[Task material]
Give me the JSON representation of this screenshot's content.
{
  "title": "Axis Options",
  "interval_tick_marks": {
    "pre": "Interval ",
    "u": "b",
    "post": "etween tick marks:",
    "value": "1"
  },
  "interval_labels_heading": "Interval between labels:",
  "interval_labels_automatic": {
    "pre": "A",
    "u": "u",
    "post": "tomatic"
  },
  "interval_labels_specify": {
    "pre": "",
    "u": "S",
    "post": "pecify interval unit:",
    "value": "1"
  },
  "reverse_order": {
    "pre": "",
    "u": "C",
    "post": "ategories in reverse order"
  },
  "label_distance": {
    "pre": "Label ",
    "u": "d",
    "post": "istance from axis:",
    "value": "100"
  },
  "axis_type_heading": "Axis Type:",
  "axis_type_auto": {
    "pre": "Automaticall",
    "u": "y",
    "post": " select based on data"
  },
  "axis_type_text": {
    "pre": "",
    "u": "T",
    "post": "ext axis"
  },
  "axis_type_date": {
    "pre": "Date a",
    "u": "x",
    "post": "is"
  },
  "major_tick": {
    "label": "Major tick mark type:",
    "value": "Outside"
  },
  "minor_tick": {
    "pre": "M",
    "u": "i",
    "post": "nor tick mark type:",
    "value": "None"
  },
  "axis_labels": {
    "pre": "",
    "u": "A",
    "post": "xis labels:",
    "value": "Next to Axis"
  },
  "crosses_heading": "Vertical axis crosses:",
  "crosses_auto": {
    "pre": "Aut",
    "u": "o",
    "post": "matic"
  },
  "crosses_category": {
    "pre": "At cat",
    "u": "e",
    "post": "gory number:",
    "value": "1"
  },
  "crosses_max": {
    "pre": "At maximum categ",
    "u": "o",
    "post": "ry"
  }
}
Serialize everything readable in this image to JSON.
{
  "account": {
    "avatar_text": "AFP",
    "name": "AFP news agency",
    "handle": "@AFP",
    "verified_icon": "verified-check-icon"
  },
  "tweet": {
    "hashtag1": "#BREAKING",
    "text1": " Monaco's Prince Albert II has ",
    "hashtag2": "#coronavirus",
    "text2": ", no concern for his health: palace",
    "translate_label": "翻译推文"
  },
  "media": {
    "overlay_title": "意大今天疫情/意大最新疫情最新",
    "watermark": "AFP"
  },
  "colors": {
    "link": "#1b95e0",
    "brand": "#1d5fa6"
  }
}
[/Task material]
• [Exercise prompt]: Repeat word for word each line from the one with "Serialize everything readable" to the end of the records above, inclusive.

• [Result for this exercise]:
Serialize everything readable in this image to JSON.
{
  "account": {
    "avatar_text": "AFP",
    "name": "AFP news agency",
    "handle": "@AFP",
    "verified_icon": "verified-check-icon"
  },
  "tweet": {
    "hashtag1": "#BREAKING",
    "text1": " Monaco's Prince Albert II has ",
    "hashtag2": "#coronavirus",
    "text2": ", no concern for his health: palace",
    "translate_label": "翻译推文"
  },
  "media": {
    "overlay_title": "意大今天疫情/意大最新疫情最新",
    "watermark": "AFP"
  },
  "colors": {
    "link": "#1b95e0",
    "brand": "#1d5fa6"
  }
}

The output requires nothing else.